We decided this blog would be the PERFECT opportunity for us to document all the stupid ideas, funny stories, and lessons learned we’ve had while teaching thousands of kids to program a computer in some way.  We can look back fondly when we’re on our death bed and go “Remember that time you farted at the IFA conference right before that VP came up to you and shook your hand?”.  And while we’re at it, hopefully we’ll get some better SEO too!  So you ready to find out more about starting a coding school?  About how we teach kids to love computers and programming?  Of course you are.  Read on.

Print “Hello World”!  Can you think of a dorkier way to start our blog?  I can’t.  I guess you’ll have to live with the dork factor because I’m not really a writer, I’m just a coder with some musical background who decided to start a business that teaches kids to code!  Three years ago, my best buddy Wayne and I started on this awesomely fun journey to not only build a company together, but have an amazingly fun experience while we’re at it.  We’ve never been hardcore entrepreneurs looking to build a unicorn, raising VC money and spending it on private jets.  Instead we’ve always wanted to build a lifestyle business while having the best time doing it, and being super-proud of the stuff we build.  This blog’s all about our experiences along the way.  Man, I wish I would have started documenting this sooner, but hey I’m not going to go back in time and re-doc, am I?  No way.  When there’s too much to explain, I like to go summary-mode, so here goes!
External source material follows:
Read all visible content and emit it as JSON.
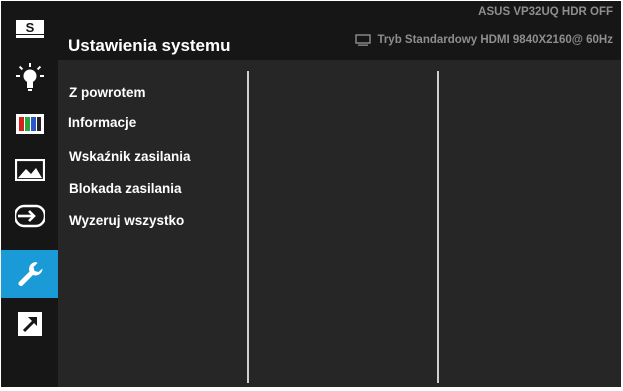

Three years ago, I had just weaned myself off of running my own School of Rock franchise that I bought (and learned a tooooon from!), and was looking for my next thing.  This was back in the day when coding for kids wasn’t a big thing yet, and when was really just getting started.  I’m a coder, so I knew my then-11 yo daughter should learn to code, so did what any normal dad would do – threw her online to kahnacademy and went off to watch TV!  She got through it surprisingly fast – so clearly she’s getting her awesome coder powers from her dad, right?  I told her I was impressed she got through the Javascript module so fast, she must be a prodigy kid coder, right?  So I asked her “hey, so what’s this variable here do”, and her life-changing answer?  “What’s a variable?“.

And thus Coder School was born.  I realized that while there were resources online for teaching kids to code, they often really weren’t effective without a live person sitting there to actually INTERACT with the kid.  Kids just want to get to the end, right?  Beat the level, get the certificate?  But do they want to learn?  Are they really learning or just getting to the end?  My idea was that coding ain’t no easy subject, and kids can most effectively learn only when they have a mentor/instructor guiding them.  And hey, waitaminute, didn’t I also just say I learned a lot from my School of Rock?!  Yep, I learned how to deal with parents, how to operate an educational business, blah blah blah – but you know what I really learned?  That kids are all different, and the best way to teach them is to CUSTOMIZE what you teach, to their skills and their desires, so you can hook em.  Kids won’t learn to code unless they WANT to learn to code, right?

That basic philosophy is still the core of what the Coder School is about, and drives how we teach our kids in every way.  With this first post about how my own coding school got started out of the way, I’m outta here.  Gonna go teach some kids to code – H out!